Work order: Retype the entries below word for word, leaving none out.

Data excerpts:
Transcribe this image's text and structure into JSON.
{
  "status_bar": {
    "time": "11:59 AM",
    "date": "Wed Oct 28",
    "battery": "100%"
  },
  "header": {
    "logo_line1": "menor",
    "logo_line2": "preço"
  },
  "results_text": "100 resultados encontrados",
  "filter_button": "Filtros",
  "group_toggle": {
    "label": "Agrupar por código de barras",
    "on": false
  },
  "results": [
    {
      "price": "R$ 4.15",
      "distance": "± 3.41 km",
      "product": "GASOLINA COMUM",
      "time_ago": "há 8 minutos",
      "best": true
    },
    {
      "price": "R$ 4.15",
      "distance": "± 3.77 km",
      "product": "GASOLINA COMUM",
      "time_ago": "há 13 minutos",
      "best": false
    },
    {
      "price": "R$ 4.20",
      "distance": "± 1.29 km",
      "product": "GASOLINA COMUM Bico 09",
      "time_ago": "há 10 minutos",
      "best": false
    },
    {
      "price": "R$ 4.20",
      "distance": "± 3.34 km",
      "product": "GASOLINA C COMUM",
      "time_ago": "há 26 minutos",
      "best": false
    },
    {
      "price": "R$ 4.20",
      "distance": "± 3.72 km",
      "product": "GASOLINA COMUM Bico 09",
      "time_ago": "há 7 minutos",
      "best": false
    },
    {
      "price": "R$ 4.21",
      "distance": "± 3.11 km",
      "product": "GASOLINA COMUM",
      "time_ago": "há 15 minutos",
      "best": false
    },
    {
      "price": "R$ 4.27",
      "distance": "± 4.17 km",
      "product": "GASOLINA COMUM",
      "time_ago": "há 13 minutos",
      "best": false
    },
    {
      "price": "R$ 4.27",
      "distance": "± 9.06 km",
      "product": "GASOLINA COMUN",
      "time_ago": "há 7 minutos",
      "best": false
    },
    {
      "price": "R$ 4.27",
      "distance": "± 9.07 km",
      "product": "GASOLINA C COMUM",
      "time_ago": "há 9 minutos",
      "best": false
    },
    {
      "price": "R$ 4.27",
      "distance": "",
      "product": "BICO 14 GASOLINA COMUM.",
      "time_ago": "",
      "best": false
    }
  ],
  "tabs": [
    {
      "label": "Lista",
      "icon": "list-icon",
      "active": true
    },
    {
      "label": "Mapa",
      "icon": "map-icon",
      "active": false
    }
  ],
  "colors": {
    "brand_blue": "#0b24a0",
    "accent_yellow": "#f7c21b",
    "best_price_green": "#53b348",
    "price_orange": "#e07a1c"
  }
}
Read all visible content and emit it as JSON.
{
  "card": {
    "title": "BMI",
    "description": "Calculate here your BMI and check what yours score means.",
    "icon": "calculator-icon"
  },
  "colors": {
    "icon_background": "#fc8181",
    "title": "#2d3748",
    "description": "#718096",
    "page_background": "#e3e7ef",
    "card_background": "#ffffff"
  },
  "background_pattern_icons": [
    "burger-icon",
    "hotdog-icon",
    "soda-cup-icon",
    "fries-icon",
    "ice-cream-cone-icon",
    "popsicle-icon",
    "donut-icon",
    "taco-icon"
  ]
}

Reply to the exercise:
Transcribe this image's text and structure into JSON.
{
  "status_bar": {
    "time": "11:59 AM",
    "date": "Wed Oct 28",
    "battery": "100%"
  },
  "header": {
    "logo_line1": "menor",
    "logo_line2": "preço"
  },
  "results_text": "100 resultados encontrados",
  "filter_button": "Filtros",
  "group_toggle": {
    "label": "Agrupar por código de barras",
    "on": false
  },
  "results": [
    {
      "price": "R$ 4.15",
      "distance": "± 3.41 km",
      "product": "GASOLINA COMUM",
      "time_ago": "há 8 minutos",
      "best": true
    },
    {
      "price": "R$ 4.15",
      "distance": "± 3.77 km",
      "product": "GASOLINA COMUM",
      "time_ago": "há 13 minutos",
      "best": false
    },
    {
      "price": "R$ 4.20",
      "distance": "± 1.29 km",
      "product": "GASOLINA COMUM Bico 09",
      "time_ago": "há 10 minutos",
      "best": false
    },
    {
      "price": "R$ 4.20",
      "distance": "± 3.34 km",
      "product": "GASOLINA C COMUM",
      "time_ago": "há 26 minutos",
      "best": false
    },
    {
      "price": "R$ 4.20",
      "distance": "± 3.72 km",
      "product": "GASOLINA COMUM Bico 09",
      "time_ago": "há 7 minutos",
      "best": false
    },
    {
      "price": "R$ 4.21",
      "distance": "± 3.11 km",
      "product": "GASOLINA COMUM",
      "time_ago": "há 15 minutos",
      "best": false
    },
    {
      "price": "R$ 4.27",
      "distance": "± 4.17 km",
      "product": "GASOLINA COMUM",
      "time_ago": "há 13 minutos",
      "best": false
    },
    {
      "price": "R$ 4.27",
      "distance": "± 9.06 km",
      "product": "GASOLINA COMUN",
      "time_ago": "há 7 minutos",
      "best": false
    },
    {
      "price": "R$ 4.27",
      "distance": "± 9.07 km",
      "product": "GASOLINA C COMUM",
      "time_ago": "há 9 minutos",
      "best": false
    },
    {
      "price": "R$ 4.27",
      "distance": "",
      "product": "BICO 14 GASOLINA COMUM.",
      "time_ago": "",
      "best": false
    }
  ],
  "tabs": [
    {
      "label": "Lista",
      "icon": "list-icon",
      "active": true
    },
    {
      "label": "Mapa",
      "icon": "map-icon",
      "active": false
    }
  ],
  "colors": {
    "brand_blue": "#0b24a0",
    "accent_yellow": "#f7c21b",
    "best_price_green": "#53b348",
    "price_orange": "#e07a1c"
  }
}
Read all visible content and emit it as JSON.
{
  "card": {
    "title": "BMI",
    "description": "Calculate here your BMI and check what yours score means.",
    "icon": "calculator-icon"
  },
  "colors": {
    "icon_background": "#fc8181",
    "title": "#2d3748",
    "description": "#718096",
    "page_background": "#e3e7ef",
    "card_background": "#ffffff"
  },
  "background_pattern_icons": [
    "burger-icon",
    "hotdog-icon",
    "soda-cup-icon",
    "fries-icon",
    "ice-cream-cone-icon",
    "popsicle-icon",
    "donut-icon",
    "taco-icon"
  ]
}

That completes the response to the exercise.